For all its talk of death and suffering, TFIOS is not just about how to live with cancer or any fatal disease for that matter. One could argue that Hazel’s or Augustus’ condition – dependent, frail, vulnerable – is our typical condition, one that we, like our protagonists, have to acknowledge. This people haven’t really done on the whole. In his Dependent Rational Animals: Why Human Beings Need the Virtues, Alasdair Macintyre writes that much of the Western tradition of (moral) philosophy has neglected or marginalized the reality, and full implications of our dependence and vulnerability. Macintyre asserts the ‘moral importance of acknowledging not only such vulnerabilities and afflictions…and dependences.’ And he cites a study asserting that the ‘mother-child relationship’ – a relationship of dependence – is a ‘paradigm for moral relationships.’ Macintyre also argues that the ‘human flourishing’ and ‘virtues of independent rational agency need…to be accompanied’ by such acknowledgment.
In asking us to accept death, suffering, and pain, to acknowledge our dependence on and vulnerability to others, TFIOS runs parallel to the ethical thought of Alasdair Macintyre, who is one of the most prominent moral philosophers of our time. It is perhaps not surprising that the novel encourages the acceptance of limits. The swing set ad tells us this; the swing will introduce the children of the buyers ‘to the ups and downs of human life gently and safely, and may also learn the most important lesson of all: no matter how how hard you kick, no matter how high you get, you can’t go all the way around.’ This is a smack at Americans’ can-do-anything, sky’s-the-limit, voluntarist mode of thinking. We are stuck with up and down. There is no pushing the limit here.

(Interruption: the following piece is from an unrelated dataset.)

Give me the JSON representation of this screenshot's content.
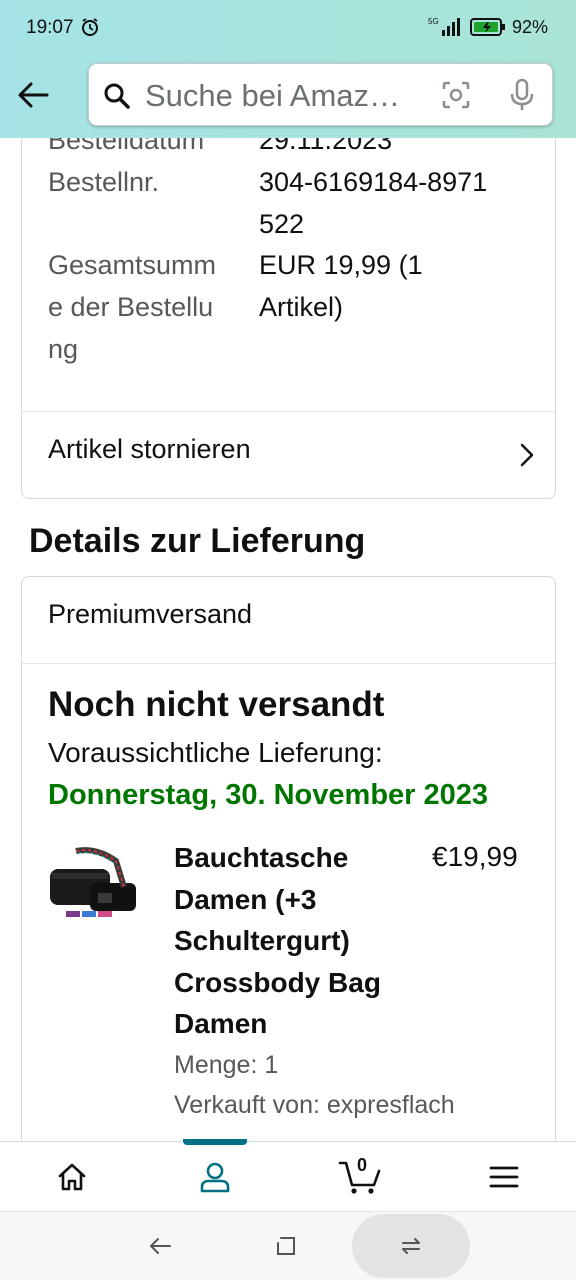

Unfortunately, people do not recognize such limits. Hazel writes, ‘…it occurred to me that the voracious ambition of humans is never sated by dreams coming true, because there is always the thought that everything might be done better and again.’ She also takes issue with the notion of people ‘wanting to leave a mark upon the world. Bequeathing a legacy. Outlasting death.’ In one scene, she berates Gus for his ‘obsession with, like, dying for something or leaving behind some great sign of your heroism or whatever’ and for his desire to live an extraordinary life. ‘It’s really mean of you to say that the only lives that matter are the ones that are lived for something or die for something. That’s a really mean thing to say to me.’ Later, Gus has learned his lesson, writing that ‘the marks humans leave are too often scars’ and that ‘we are like a bunch of dogs squirting on fire hydrants. We poison the groundwater with our toxic piss, marking everything MINE in a ridiculous attempt to survive our deaths.’ Here, the novel manages to squeeze in its condemnation for the damage we do to our planet, and the relentless drive for power, acquisition and private property. The world would probably be a better place if cared less about our legacies.
So how should we live life? Recognize and respect limitations. Be sensitive to pain, death, and suffering. Do that and you can walk lightly as Hazel does. Hazel is different. She walks lightly, old man. She walks lightly upon the earth. Hazel knows the truth: we’re as likely to hurt the universe as we are to help it, and we’re not likely to do either. People will say it’s sad that she leaves a lesser scar, that fewer remember her, that she was deeply but not widely loved. But it’s not sad….It’s triumphant. It’s heroic. Isn’t that real heroism? Like the doctors say: first, do no harm.’